Goal of the exercise:
Could you report every line from the entries that includes the word "worry"?

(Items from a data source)
· · · · · · ·
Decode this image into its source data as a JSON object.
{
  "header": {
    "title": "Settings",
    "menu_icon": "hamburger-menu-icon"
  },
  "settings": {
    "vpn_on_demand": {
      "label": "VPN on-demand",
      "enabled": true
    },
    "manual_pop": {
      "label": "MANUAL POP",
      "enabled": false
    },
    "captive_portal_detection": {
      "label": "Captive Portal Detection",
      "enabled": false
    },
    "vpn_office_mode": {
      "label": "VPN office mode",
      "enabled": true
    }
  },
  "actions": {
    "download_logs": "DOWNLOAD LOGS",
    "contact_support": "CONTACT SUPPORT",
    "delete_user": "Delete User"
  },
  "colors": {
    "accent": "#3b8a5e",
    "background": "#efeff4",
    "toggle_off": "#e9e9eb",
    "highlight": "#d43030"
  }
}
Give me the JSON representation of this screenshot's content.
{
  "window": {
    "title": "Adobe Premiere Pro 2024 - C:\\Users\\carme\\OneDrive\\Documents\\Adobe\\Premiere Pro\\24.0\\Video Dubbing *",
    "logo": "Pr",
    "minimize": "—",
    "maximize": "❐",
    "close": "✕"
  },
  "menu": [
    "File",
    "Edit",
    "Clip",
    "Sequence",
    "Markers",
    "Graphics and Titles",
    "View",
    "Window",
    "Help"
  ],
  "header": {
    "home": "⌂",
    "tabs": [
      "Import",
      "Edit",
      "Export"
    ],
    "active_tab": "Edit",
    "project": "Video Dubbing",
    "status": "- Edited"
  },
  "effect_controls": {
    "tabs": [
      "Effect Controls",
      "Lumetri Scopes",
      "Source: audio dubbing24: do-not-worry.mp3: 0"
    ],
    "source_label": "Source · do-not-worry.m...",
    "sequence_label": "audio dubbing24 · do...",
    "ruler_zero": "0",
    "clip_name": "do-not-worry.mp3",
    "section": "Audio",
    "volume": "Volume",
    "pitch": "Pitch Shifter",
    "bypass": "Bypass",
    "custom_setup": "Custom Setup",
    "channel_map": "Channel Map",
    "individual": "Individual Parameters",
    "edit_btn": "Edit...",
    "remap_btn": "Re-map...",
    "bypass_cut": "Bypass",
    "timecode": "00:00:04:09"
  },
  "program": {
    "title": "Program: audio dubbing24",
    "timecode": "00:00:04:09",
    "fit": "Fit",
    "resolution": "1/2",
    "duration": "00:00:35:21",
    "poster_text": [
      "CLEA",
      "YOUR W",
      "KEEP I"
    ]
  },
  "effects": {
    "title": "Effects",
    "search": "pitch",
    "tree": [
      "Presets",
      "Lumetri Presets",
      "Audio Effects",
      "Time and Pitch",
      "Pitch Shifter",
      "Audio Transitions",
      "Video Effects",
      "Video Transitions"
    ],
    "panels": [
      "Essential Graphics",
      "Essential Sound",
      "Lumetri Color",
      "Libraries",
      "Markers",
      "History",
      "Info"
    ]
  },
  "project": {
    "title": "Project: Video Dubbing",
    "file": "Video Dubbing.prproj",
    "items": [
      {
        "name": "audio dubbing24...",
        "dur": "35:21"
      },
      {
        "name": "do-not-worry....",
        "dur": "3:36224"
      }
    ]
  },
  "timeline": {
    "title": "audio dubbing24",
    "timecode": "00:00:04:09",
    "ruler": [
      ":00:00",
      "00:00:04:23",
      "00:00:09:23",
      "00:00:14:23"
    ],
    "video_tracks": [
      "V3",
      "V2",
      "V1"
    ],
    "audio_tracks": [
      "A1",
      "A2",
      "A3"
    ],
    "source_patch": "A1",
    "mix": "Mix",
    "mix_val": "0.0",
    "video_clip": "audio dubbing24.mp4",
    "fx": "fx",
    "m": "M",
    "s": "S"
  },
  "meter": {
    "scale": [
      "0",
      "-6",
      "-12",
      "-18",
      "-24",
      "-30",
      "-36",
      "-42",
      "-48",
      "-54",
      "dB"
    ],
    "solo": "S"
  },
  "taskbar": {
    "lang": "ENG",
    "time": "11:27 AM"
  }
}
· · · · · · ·
Answer to this task:
      "Source: audio dubbing24: do-not-worry.mp3: 0"
    "source_label": "Source · do-not-worry.m...",
    "clip_name": "do-not-worry.mp3",
        "name": "do-not-worry....",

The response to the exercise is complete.